### Exercise prompt
The records that follow should be copied out exactly, pictures excluded.

Records from a dataset:
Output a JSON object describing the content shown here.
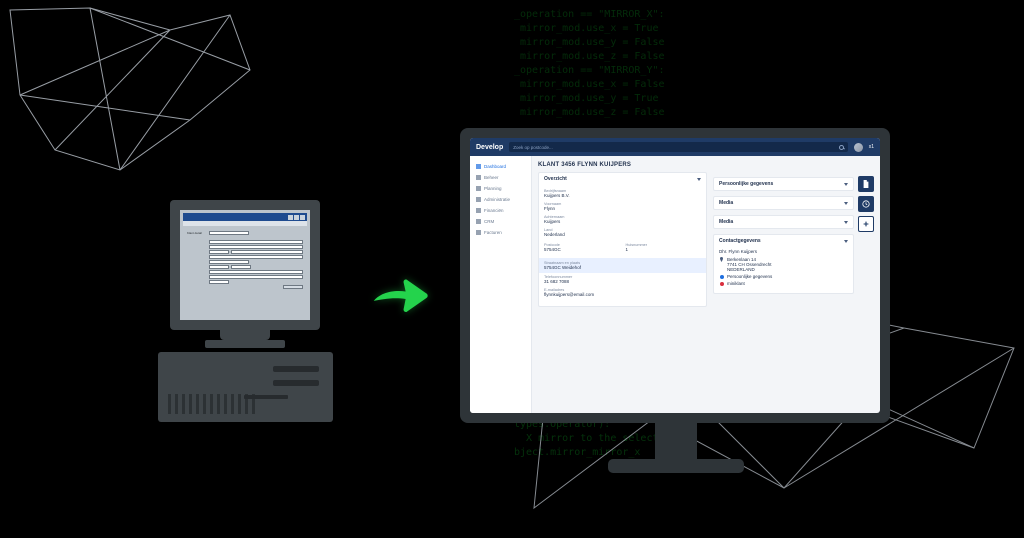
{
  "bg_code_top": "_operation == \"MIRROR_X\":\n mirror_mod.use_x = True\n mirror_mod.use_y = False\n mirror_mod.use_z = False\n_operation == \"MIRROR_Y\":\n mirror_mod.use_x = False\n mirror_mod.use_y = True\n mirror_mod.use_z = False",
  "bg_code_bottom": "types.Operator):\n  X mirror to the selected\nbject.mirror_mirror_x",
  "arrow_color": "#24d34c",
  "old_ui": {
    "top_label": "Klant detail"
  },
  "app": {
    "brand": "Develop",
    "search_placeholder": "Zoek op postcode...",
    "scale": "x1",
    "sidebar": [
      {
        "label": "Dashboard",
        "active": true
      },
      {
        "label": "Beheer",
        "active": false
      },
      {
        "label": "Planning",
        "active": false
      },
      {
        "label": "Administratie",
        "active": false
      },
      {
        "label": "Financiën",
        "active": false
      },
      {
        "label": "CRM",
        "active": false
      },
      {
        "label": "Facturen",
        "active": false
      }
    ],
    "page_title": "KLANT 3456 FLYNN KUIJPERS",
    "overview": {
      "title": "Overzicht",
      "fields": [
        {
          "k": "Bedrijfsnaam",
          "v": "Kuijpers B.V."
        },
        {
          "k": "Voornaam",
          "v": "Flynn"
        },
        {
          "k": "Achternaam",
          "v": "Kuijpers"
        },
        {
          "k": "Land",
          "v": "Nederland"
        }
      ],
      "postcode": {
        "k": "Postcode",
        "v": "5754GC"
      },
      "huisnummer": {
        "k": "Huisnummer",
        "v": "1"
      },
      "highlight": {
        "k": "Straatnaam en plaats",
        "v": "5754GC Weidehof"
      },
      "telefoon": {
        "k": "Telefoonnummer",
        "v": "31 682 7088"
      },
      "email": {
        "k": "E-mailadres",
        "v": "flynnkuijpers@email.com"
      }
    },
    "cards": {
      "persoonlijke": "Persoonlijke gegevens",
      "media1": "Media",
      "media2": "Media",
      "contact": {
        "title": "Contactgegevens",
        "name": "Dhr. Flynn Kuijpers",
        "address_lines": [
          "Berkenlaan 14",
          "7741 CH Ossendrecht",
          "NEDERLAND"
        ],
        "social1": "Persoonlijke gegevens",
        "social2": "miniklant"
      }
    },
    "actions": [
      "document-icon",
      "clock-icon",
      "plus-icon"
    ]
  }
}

### Response area
Output a JSON object describing the content shown here.
{
  "bg_code_top": "_operation == \"MIRROR_X\":\n mirror_mod.use_x = True\n mirror_mod.use_y = False\n mirror_mod.use_z = False\n_operation == \"MIRROR_Y\":\n mirror_mod.use_x = False\n mirror_mod.use_y = True\n mirror_mod.use_z = False",
  "bg_code_bottom": "types.Operator):\n  X mirror to the selected\nbject.mirror_mirror_x",
  "arrow_color": "#24d34c",
  "old_ui": {
    "top_label": "Klant detail"
  },
  "app": {
    "brand": "Develop",
    "search_placeholder": "Zoek op postcode...",
    "scale": "x1",
    "sidebar": [
      {
        "label": "Dashboard",
        "active": true
      },
      {
        "label": "Beheer",
        "active": false
      },
      {
        "label": "Planning",
        "active": false
      },
      {
        "label": "Administratie",
        "active": false
      },
      {
        "label": "Financiën",
        "active": false
      },
      {
        "label": "CRM",
        "active": false
      },
      {
        "label": "Facturen",
        "active": false
      }
    ],
    "page_title": "KLANT 3456 FLYNN KUIJPERS",
    "overview": {
      "title": "Overzicht",
      "fields": [
        {
          "k": "Bedrijfsnaam",
          "v": "Kuijpers B.V."
        },
        {
          "k": "Voornaam",
          "v": "Flynn"
        },
        {
          "k": "Achternaam",
          "v": "Kuijpers"
        },
        {
          "k": "Land",
          "v": "Nederland"
        }
      ],
      "postcode": {
        "k": "Postcode",
        "v": "5754GC"
      },
      "huisnummer": {
        "k": "Huisnummer",
        "v": "1"
      },
      "highlight": {
        "k": "Straatnaam en plaats",
        "v": "5754GC Weidehof"
      },
      "telefoon": {
        "k": "Telefoonnummer",
        "v": "31 682 7088"
      },
      "email": {
        "k": "E-mailadres",
        "v": "flynnkuijpers@email.com"
      }
    },
    "cards": {
      "persoonlijke": "Persoonlijke gegevens",
      "media1": "Media",
      "media2": "Media",
      "contact": {
        "title": "Contactgegevens",
        "name": "Dhr. Flynn Kuijpers",
        "address_lines": [
          "Berkenlaan 14",
          "7741 CH Ossendrecht",
          "NEDERLAND"
        ],
        "social1": "Persoonlijke gegevens",
        "social2": "miniklant"
      }
    },
    "actions": [
      "document-icon",
      "clock-icon",
      "plus-icon"
    ]
  }
}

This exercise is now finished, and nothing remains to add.